Abruptly changing the position of the camera also has a nauseating and irritating effect, which we eliminated by simulating blinking. When the teleportation process is initiated, black bars will appear, imitating closing eyelids. As soon as the eyelids are completely closed, the user will be teleported. When the process is finished, the eyelids will open again, leaving the user at the desired position.

Teleport by gazing. The white half-sphere indicates the destination.


The originally used render optimized trees do not work in real time environments. Thus we repleaced them with Unity SpeedTrees, to ensure a more realistic and dense forrest around the temple. The SpeedTrees have built in level of detail stepping and billboards which ensures good performance.

Left: Render optimized tree. Right: Forrest made out of SpeedTrees.

We also filled the static ponds with animated pools of water including sea roses which are floating around on the waves.

Animated water in the ponds

Furthermore, we added a Skybox to help disguising the borders of the map, which also results in a more relaistic simulation.


As a central point of the model, we wanted the Vishnu statue to draw attention so we added a the improved gold texture to it and illuminated the room with animated torches.

Vishnu illuminated by animated torches

To help discovering the temple, a guide has been added to the entrance of the temple. He greets when the user approaches him and can be activated with the gaze mechanism. When activated, he will start walking through the temple, giving information on what can be seen via text-to-speech. The movement is controlled by predefined waypoints which he traverses using the unity NavMesh pathfinding feature. Walking and idle animations were taken from Unity's motion capturing set.


Future Work

The current scene can now easily be discovered by the user, but has still room left for improvement. Starting with the forest, additional types of trees could be added to gain some variety. Further realism would be achieved adding foliage and rocks to the model. All-in-all, most of the textures are still pretty basic, so higher resolution textures which match the corresponding surfaces could improve the visuals drastically. Also, animated elements like particle effects always make the world appear more lively which is an important aspect for virtual reality.
In its current state, the guide is pretty basic as well. It serves more as a proof of concept than a real tour around the temple. Improving the route and information given via text-to-speech would make for an interesting and helpful element in the simulation.
Finally, we used the Oculus Rift Development Kit 2, which is very outdated hardware. Switching to newer solutions like the consumer version of the Oculus Rift or the HTC Vive would extremely improve the project without any changes of software.

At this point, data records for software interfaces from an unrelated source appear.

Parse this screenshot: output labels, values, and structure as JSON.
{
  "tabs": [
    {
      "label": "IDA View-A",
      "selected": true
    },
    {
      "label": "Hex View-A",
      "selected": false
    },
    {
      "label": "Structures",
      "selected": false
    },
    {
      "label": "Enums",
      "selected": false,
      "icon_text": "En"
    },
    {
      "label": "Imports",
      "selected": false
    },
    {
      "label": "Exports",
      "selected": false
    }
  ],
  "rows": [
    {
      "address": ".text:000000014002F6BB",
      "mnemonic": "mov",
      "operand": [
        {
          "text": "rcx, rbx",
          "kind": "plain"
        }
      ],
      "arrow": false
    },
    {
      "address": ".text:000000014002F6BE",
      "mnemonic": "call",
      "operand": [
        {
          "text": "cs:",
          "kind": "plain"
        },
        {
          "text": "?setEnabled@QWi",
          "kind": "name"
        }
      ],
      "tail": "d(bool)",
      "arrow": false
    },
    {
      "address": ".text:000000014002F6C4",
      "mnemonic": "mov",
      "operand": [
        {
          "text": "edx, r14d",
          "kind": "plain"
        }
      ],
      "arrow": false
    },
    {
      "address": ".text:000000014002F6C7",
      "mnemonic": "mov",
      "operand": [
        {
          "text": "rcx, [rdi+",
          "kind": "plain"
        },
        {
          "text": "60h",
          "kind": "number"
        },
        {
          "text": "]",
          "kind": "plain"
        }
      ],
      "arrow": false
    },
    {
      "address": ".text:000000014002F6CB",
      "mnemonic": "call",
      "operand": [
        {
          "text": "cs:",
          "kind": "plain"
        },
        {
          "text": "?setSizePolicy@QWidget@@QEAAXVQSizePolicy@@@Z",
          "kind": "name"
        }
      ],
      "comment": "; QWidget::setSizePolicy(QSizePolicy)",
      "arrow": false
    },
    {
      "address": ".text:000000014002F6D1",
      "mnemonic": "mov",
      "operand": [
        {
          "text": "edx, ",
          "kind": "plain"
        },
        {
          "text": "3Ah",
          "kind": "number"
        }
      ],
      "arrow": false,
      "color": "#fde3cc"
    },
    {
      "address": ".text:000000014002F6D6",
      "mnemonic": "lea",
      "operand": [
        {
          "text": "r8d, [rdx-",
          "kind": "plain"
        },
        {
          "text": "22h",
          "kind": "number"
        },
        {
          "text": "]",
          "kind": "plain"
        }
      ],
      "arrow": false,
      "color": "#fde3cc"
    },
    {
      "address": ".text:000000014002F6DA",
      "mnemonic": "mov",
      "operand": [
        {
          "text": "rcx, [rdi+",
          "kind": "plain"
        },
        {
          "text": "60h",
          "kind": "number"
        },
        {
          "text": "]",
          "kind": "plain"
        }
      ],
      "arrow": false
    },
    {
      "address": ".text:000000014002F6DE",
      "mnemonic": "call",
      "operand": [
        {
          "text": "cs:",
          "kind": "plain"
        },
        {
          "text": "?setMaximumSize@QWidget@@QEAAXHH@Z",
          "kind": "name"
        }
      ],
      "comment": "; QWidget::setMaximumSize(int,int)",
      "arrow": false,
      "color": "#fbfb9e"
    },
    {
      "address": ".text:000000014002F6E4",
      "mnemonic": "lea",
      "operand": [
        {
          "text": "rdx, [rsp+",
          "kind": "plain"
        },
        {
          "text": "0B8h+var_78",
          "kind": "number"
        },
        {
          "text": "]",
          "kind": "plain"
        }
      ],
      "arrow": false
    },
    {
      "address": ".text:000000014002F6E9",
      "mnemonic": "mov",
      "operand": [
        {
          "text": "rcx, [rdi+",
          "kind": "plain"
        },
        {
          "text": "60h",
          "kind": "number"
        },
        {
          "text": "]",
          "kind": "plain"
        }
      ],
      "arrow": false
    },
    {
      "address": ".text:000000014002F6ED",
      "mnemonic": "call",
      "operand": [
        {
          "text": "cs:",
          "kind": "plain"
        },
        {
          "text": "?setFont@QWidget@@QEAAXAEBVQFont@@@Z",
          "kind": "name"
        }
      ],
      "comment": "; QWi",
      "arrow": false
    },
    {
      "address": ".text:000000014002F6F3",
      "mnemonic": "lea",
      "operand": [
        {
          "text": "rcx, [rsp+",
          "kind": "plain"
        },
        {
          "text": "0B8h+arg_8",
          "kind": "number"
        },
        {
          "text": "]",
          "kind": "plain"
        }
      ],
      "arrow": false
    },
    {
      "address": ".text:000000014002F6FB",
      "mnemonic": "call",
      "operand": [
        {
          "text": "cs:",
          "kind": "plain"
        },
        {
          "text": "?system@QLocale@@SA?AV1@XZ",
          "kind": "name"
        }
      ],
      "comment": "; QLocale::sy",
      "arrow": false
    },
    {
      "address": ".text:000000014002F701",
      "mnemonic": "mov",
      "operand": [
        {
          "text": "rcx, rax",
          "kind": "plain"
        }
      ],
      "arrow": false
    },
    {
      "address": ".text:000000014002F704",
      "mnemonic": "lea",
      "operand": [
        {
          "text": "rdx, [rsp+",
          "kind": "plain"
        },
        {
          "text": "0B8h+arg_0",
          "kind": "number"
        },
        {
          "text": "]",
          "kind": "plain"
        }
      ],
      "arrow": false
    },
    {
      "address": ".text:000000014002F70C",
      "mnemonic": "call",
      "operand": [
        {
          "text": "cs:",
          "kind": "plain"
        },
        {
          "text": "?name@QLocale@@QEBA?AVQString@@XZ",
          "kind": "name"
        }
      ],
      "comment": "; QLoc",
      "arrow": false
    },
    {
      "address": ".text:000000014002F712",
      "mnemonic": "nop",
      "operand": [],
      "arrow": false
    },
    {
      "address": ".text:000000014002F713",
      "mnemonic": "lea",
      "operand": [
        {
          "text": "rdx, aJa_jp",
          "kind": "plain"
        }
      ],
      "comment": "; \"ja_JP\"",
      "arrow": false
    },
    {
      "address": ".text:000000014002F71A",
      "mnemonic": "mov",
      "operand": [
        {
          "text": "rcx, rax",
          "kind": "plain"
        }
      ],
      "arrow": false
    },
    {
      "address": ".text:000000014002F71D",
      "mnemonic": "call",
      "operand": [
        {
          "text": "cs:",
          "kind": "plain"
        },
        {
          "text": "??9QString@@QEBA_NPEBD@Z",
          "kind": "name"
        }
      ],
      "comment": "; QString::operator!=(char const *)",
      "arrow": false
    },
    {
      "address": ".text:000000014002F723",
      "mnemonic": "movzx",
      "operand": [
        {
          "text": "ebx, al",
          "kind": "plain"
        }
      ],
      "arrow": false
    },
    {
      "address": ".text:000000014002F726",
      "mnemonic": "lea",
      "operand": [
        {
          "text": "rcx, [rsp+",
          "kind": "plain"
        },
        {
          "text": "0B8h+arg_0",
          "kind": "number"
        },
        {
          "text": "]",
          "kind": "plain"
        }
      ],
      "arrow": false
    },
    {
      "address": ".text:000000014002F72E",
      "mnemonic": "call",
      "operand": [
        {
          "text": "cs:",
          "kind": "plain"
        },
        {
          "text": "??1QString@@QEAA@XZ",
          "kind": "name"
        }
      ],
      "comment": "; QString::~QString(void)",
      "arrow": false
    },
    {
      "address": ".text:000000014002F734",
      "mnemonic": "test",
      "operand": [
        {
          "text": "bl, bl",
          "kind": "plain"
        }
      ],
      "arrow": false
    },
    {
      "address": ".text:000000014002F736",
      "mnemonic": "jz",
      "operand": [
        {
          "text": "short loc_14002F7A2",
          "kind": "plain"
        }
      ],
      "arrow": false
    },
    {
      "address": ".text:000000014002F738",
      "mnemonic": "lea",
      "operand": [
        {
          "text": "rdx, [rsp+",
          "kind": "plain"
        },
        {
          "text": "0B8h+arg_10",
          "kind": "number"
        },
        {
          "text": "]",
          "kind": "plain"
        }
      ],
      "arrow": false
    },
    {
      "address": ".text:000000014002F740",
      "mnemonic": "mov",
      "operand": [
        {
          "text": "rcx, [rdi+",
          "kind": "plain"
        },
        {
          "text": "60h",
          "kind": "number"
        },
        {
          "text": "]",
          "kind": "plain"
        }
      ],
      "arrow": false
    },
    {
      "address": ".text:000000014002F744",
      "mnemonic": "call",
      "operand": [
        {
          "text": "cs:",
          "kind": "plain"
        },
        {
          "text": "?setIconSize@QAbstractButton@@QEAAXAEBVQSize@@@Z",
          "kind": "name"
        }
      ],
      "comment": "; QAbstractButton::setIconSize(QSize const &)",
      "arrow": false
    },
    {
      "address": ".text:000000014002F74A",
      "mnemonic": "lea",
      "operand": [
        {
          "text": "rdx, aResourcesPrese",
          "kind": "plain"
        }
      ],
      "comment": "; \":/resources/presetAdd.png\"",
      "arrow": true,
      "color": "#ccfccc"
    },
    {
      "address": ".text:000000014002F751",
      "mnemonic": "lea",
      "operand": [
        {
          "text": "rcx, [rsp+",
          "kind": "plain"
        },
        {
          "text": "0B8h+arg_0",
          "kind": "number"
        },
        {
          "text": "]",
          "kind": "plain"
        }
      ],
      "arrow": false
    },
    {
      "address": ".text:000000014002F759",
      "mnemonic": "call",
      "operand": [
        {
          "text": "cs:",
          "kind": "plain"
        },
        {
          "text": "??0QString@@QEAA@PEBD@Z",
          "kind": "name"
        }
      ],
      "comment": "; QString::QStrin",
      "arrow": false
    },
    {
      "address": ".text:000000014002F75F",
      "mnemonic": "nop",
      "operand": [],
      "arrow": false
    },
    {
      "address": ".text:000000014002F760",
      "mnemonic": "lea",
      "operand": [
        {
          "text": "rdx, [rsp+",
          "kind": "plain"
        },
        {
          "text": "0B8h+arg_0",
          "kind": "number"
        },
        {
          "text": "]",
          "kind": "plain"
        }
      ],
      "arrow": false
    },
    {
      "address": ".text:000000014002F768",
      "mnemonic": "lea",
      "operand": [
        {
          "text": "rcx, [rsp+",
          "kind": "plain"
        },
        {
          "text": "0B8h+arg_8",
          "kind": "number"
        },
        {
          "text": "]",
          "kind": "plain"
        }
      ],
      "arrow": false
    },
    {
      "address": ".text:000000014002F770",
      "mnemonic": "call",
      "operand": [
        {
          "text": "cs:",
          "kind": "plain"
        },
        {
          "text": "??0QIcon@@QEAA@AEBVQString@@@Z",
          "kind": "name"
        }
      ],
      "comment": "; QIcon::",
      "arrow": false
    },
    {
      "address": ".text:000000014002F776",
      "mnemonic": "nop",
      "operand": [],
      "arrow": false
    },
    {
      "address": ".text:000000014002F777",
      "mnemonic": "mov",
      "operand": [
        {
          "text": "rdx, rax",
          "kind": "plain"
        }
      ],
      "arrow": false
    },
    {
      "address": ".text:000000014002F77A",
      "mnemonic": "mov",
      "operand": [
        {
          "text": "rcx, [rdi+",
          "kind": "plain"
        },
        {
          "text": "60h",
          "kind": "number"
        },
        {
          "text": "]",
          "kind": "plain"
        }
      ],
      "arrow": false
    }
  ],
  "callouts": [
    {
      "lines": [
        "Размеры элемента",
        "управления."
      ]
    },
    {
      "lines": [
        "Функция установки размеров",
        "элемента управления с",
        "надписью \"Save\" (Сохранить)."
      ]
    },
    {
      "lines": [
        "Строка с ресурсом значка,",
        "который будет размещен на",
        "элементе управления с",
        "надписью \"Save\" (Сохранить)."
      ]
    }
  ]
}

 AngkorVR (Win x86_64)



E-Mail:  {r.schoenpflug, p.rettig}


[1] Oculus VR. Introduction to Best Practices. 2017 Accessed on June 13 at
[2] Pheakdey Nguonphan. Computer Modeling, Analysis and Visualization of Angkor Wat Style Temples in Cambodia. 2009.